(Dataset entries)
⟨
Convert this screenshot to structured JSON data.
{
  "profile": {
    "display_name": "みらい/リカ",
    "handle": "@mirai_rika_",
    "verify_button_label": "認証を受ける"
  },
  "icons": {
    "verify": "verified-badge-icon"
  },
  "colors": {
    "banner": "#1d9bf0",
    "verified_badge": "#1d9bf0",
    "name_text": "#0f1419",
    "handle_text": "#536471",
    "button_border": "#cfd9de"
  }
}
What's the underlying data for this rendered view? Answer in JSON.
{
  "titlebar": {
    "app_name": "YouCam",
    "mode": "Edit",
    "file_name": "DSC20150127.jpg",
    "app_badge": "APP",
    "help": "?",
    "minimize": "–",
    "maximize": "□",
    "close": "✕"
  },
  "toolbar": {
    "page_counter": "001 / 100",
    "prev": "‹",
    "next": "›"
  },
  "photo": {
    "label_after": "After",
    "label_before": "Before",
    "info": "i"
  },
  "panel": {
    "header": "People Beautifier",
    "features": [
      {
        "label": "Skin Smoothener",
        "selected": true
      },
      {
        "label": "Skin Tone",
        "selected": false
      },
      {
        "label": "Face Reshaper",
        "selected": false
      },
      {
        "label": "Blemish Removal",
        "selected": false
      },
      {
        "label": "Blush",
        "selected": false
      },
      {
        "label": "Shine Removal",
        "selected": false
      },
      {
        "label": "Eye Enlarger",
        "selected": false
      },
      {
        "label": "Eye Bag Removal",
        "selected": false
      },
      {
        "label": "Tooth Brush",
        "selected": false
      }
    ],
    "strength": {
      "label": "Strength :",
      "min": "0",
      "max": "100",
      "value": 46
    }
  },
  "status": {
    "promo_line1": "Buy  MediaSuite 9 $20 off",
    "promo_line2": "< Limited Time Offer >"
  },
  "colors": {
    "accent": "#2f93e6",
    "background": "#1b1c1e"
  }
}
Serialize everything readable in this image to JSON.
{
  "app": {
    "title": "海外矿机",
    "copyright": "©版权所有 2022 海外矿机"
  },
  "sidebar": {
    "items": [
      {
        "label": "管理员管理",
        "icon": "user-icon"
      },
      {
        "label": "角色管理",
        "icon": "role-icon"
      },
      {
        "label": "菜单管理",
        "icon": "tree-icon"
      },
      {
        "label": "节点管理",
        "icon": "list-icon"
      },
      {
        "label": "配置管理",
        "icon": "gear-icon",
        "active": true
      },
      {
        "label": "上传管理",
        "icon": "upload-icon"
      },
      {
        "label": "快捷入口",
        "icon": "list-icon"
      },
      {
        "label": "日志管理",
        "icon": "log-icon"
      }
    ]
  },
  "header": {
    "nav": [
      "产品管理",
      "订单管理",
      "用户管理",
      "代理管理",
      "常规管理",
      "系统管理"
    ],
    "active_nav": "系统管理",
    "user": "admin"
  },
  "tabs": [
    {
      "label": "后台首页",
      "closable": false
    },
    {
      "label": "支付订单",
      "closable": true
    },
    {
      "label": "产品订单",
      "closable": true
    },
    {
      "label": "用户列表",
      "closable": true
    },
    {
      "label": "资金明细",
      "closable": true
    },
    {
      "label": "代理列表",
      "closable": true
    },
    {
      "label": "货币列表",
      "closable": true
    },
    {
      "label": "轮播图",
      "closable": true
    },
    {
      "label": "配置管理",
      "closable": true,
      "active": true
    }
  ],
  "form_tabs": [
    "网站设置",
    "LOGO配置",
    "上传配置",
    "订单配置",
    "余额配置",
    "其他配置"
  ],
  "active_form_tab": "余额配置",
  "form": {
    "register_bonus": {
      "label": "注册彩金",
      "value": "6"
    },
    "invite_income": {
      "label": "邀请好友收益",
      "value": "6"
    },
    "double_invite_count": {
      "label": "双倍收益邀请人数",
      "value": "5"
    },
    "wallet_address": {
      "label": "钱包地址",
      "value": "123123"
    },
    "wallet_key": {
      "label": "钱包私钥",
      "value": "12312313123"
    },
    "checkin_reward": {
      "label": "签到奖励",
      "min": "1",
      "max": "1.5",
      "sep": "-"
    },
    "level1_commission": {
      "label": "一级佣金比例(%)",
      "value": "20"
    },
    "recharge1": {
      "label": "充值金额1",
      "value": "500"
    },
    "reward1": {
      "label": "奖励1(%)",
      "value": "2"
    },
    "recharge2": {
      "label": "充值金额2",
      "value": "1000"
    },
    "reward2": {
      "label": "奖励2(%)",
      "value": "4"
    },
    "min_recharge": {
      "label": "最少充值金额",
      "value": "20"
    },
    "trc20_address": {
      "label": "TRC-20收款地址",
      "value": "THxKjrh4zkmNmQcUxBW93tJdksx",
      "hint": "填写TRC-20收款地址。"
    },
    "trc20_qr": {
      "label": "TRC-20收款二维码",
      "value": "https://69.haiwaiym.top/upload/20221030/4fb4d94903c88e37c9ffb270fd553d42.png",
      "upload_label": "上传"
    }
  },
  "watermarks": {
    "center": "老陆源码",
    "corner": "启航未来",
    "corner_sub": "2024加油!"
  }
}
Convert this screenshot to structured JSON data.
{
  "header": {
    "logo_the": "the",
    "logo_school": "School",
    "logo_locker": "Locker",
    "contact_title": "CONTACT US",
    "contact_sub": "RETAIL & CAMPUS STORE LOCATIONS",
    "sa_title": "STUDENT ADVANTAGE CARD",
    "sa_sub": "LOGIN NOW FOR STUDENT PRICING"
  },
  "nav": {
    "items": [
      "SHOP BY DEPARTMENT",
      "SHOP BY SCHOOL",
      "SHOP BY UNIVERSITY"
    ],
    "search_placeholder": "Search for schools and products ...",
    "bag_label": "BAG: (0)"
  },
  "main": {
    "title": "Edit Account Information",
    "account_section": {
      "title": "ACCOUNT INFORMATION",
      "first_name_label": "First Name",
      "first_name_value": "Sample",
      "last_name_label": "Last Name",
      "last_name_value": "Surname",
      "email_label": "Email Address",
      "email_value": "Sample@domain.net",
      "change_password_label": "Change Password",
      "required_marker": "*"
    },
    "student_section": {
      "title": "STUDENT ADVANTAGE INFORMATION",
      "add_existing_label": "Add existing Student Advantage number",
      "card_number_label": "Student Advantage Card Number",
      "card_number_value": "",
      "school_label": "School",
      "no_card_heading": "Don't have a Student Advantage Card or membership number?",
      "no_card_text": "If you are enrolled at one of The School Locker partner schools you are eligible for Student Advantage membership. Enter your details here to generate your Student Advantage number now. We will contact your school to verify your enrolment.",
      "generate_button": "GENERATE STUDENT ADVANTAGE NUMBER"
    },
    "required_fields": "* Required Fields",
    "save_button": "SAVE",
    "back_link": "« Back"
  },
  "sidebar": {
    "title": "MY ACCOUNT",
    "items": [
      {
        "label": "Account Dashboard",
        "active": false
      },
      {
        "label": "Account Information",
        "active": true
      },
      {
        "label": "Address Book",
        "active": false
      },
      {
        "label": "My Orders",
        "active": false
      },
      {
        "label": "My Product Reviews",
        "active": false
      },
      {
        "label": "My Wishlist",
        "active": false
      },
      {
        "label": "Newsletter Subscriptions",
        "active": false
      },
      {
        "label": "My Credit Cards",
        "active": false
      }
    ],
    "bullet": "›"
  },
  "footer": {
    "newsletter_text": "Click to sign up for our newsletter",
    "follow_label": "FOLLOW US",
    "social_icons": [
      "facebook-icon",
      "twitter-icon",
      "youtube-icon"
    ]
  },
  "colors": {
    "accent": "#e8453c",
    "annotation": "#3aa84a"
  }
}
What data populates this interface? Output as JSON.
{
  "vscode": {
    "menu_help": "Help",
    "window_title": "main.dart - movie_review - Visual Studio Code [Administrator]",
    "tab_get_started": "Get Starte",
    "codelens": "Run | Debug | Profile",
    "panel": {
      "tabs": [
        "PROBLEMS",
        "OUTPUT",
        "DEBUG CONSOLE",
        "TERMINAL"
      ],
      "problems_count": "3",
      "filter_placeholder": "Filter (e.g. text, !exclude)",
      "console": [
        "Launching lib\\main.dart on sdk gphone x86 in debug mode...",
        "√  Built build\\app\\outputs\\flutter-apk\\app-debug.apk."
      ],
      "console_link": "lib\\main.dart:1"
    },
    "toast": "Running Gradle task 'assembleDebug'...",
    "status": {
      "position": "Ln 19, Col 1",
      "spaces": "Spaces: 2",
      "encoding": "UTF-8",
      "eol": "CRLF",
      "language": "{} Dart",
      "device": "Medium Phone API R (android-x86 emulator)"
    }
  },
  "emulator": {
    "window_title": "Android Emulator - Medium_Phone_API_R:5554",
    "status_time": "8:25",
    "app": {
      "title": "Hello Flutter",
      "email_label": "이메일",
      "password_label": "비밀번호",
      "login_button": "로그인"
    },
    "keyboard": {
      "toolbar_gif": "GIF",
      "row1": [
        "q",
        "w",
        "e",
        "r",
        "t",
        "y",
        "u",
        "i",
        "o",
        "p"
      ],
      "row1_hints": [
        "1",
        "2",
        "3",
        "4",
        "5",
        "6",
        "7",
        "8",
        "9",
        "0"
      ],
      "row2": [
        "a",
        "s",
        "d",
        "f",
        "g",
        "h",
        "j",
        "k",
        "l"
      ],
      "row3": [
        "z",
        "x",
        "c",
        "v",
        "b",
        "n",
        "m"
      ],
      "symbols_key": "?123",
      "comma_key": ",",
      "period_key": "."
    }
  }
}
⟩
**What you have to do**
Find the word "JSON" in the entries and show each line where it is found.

**Output**
Convert this screenshot to structured JSON data.
What's the underlying data for this rendered view? Answer in JSON.
Serialize everything readable in this image to JSON.
Convert this screenshot to structured JSON data.
What data populates this interface? Output as JSON.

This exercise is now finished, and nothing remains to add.